Green Card Through Family
If USCIS approves your Form N-400, Application for Naturalization, you will be scheduled to take the Oath of Allegiance at a naturalization ceremony. Taking the oath will complete the process of becoming a U.S. citizen.
Many people get Green Cards (become permanent residents) through family members. You may be eligible to get a Green Card as:
» an immediate relative of a U.S. citizen, this includes spouses, unmarried children under the age of 21, and parents of U.S. citizen petitioners 21 or older
» a family member of a U.S. citizen fitting into a preference category, this includes unmarried sons or daughters over the age of 21, married children of any age, and brothers and sisters of U.S. citizen petitioners 21 or older
» a family member of a green card holder, this includes spouses and unmarried children of the sponsoring green card holder
» a member of a special category, this can include battered spouse or child (VAWA), a K nonimmigrant, a person born to a foreign diplomat in the United States, a V nonimmigrant or a widow(er) of a U.S. Citizen
Information on fiance(e) visas or adoption is located in other sections of our website.
For more detailed information on the naturalization process, please Schedule a FREE Consultation to further review your individual case and possible immigration benefits.
Once you become a U.S. citizen, you can do the following:
Apply for a U.S. Passport/Passport Card
It is strongly recommended that you apply for a U.S. passport through the U.S. Department of State soon after you take the Oath of Allegiance. Please allow sufficient time between your naturalization ceremony and any planned travel to receive your passport.
» In addition to your Certificate of Naturalization, a U.S. passport serves as official proof of citizenship.
» You will get an application for a U.S. passport at your naturalization ceremony in the U.S. Citizenship Welcome Packet. It is also available at most U.S. Post Offices or via the web at http://travel.state.gov.
Register to Vote
Voting in federal elections is both a right and a responsibility that comes with U.S. citizenship. After you take the Oath of Allegiance at an administrative ceremony, you will have the opportunity to register to vote. At administrative naturalization ceremonies, forms may be distributed by a state or local government election office, a non-governmental organization, or a USCIS official. If a non-governmental organization assists you in registering to vote at a USCIS naturalization ceremony, that organization may collect and submit your form to the appropriate Election Official, but it is not permitted to retain any of your personal information. Please notify your local USCIS office if you believe that an organization has retained and used your personal information after assisting you with a voter registration application at a USCIS naturalization ceremony.
You may register to vote at other locations in your community, which may include post offices, motor vehicle offices, county boards of election, and offices of your state Secretary of State. For more information, please see “A Voter’s Guide to Federal Elections."
Update your Social Security Record
After your naturalization ceremony, you should update your Social Security record at a local office of the Social Security Administration (SSA). Please wait at least ten days after your ceremony before going to the SSA to ensure that data reflecting your naturalization has been updated. You will need your Certificate of Naturalization or U.S. passport when you visit the SSA to update your record. To find your local Social Security office, call 1-800-772-1213 or visit www.socialsecurity.gov.

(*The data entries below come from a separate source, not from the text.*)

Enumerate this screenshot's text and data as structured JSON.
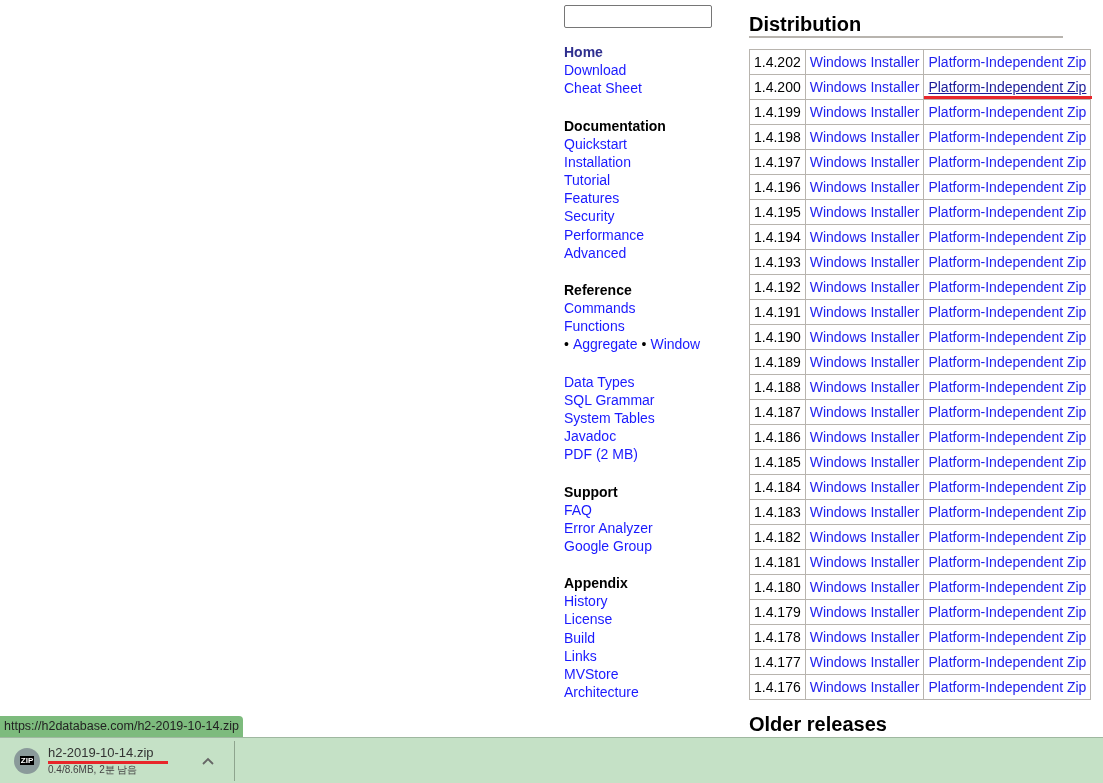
{
  "sidebar": {
    "groups": [
      {
        "items": [
          {
            "kind": "link",
            "label": "Home",
            "selected": true
          },
          {
            "kind": "link",
            "label": "Download",
            "selected": false
          },
          {
            "kind": "link",
            "label": "Cheat Sheet",
            "selected": false
          }
        ]
      },
      {
        "heading": "Documentation",
        "items": [
          {
            "kind": "link",
            "label": "Quickstart",
            "selected": false
          },
          {
            "kind": "link",
            "label": "Installation",
            "selected": false
          },
          {
            "kind": "link",
            "label": "Tutorial",
            "selected": false
          },
          {
            "kind": "link",
            "label": "Features",
            "selected": false
          },
          {
            "kind": "link",
            "label": "Security",
            "selected": false
          },
          {
            "kind": "link",
            "label": "Performance",
            "selected": false
          },
          {
            "kind": "link",
            "label": "Advanced",
            "selected": false
          }
        ]
      },
      {
        "heading": "Reference",
        "items": [
          {
            "kind": "link",
            "label": "Commands",
            "selected": false
          },
          {
            "kind": "link",
            "label": "Functions",
            "selected": false
          },
          {
            "kind": "bullets",
            "links": [
              {
                "bullet": "•",
                "label": "Aggregate"
              },
              {
                "bullet": "•",
                "label": "Window"
              }
            ]
          }
        ]
      },
      {
        "items": [
          {
            "kind": "link",
            "label": "Data Types",
            "selected": false
          },
          {
            "kind": "link",
            "label": "SQL Grammar",
            "selected": false
          },
          {
            "kind": "link",
            "label": "System Tables",
            "selected": false
          },
          {
            "kind": "link",
            "label": "Javadoc",
            "selected": false
          },
          {
            "kind": "link",
            "label": "PDF (2 MB)",
            "selected": false
          }
        ]
      },
      {
        "heading": "Support",
        "items": [
          {
            "kind": "link",
            "label": "FAQ",
            "selected": false
          },
          {
            "kind": "link",
            "label": "Error Analyzer",
            "selected": false
          },
          {
            "kind": "link",
            "label": "Google Group",
            "selected": false
          }
        ]
      },
      {
        "heading": "Appendix",
        "items": [
          {
            "kind": "link",
            "label": "History",
            "selected": false
          },
          {
            "kind": "link",
            "label": "License",
            "selected": false
          },
          {
            "kind": "link",
            "label": "Build",
            "selected": false
          },
          {
            "kind": "link",
            "label": "Links",
            "selected": false
          },
          {
            "kind": "link",
            "label": "MVStore",
            "selected": false
          },
          {
            "kind": "link",
            "label": "Architecture",
            "selected": false
          }
        ]
      }
    ]
  },
  "distribution": {
    "title": "Distribution",
    "rows": [
      {
        "version": "1.4.202",
        "installer": "Windows Installer",
        "zip": "Platform-Independent Zip",
        "highlighted": false
      },
      {
        "version": "1.4.200",
        "installer": "Windows Installer",
        "zip": "Platform-Independent Zip",
        "highlighted": true
      },
      {
        "version": "1.4.199",
        "installer": "Windows Installer",
        "zip": "Platform-Independent Zip",
        "highlighted": false
      },
      {
        "version": "1.4.198",
        "installer": "Windows Installer",
        "zip": "Platform-Independent Zip",
        "highlighted": false
      },
      {
        "version": "1.4.197",
        "installer": "Windows Installer",
        "zip": "Platform-Independent Zip",
        "highlighted": false
      },
      {
        "version": "1.4.196",
        "installer": "Windows Installer",
        "zip": "Platform-Independent Zip",
        "highlighted": false
      },
      {
        "version": "1.4.195",
        "installer": "Windows Installer",
        "zip": "Platform-Independent Zip",
        "highlighted": false
      },
      {
        "version": "1.4.194",
        "installer": "Windows Installer",
        "zip": "Platform-Independent Zip",
        "highlighted": false
      },
      {
        "version": "1.4.193",
        "installer": "Windows Installer",
        "zip": "Platform-Independent Zip",
        "highlighted": false
      },
      {
        "version": "1.4.192",
        "installer": "Windows Installer",
        "zip": "Platform-Independent Zip",
        "highlighted": false
      },
      {
        "version": "1.4.191",
        "installer": "Windows Installer",
        "zip": "Platform-Independent Zip",
        "highlighted": false
      },
      {
        "version": "1.4.190",
        "installer": "Windows Installer",
        "zip": "Platform-Independent Zip",
        "highlighted": false
      },
      {
        "version": "1.4.189",
        "installer": "Windows Installer",
        "zip": "Platform-Independent Zip",
        "highlighted": false
      },
      {
        "version": "1.4.188",
        "installer": "Windows Installer",
        "zip": "Platform-Independent Zip",
        "highlighted": false
      },
      {
        "version": "1.4.187",
        "installer": "Windows Installer",
        "zip": "Platform-Independent Zip",
        "highlighted": false
      },
      {
        "version": "1.4.186",
        "installer": "Windows Installer",
        "zip": "Platform-Independent Zip",
        "highlighted": false
      },
      {
        "version": "1.4.185",
        "installer": "Windows Installer",
        "zip": "Platform-Independent Zip",
        "highlighted": false
      },
      {
        "version": "1.4.184",
        "installer": "Windows Installer",
        "zip": "Platform-Independent Zip",
        "highlighted": false
      },
      {
        "version": "1.4.183",
        "installer": "Windows Installer",
        "zip": "Platform-Independent Zip",
        "highlighted": false
      },
      {
        "version": "1.4.182",
        "installer": "Windows Installer",
        "zip": "Platform-Independent Zip",
        "highlighted": false
      },
      {
        "version": "1.4.181",
        "installer": "Windows Installer",
        "zip": "Platform-Independent Zip",
        "highlighted": false
      },
      {
        "version": "1.4.180",
        "installer": "Windows Installer",
        "zip": "Platform-Independent Zip",
        "highlighted": false
      },
      {
        "version": "1.4.179",
        "installer": "Windows Installer",
        "zip": "Platform-Independent Zip",
        "highlighted": false
      },
      {
        "version": "1.4.178",
        "installer": "Windows Installer",
        "zip": "Platform-Independent Zip",
        "highlighted": false
      },
      {
        "version": "1.4.177",
        "installer": "Windows Installer",
        "zip": "Platform-Independent Zip",
        "highlighted": false
      },
      {
        "version": "1.4.176",
        "installer": "Windows Installer",
        "zip": "Platform-Independent Zip",
        "highlighted": false
      }
    ]
  },
  "older_releases": {
    "title": "Older releases"
  },
  "status_url": "https://h2database.com/h2-2019-10-14.zip",
  "download_bar": {
    "item": {
      "icon_text": "ZIP",
      "filename": "h2-2019-10-14.zip",
      "progress": "0.4/8.6MB, 2분 남음",
      "highlighted": true
    }
  }
}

For professional assistance with completing your citizenship application contact Linton Imigration Services for a FREE Consultation.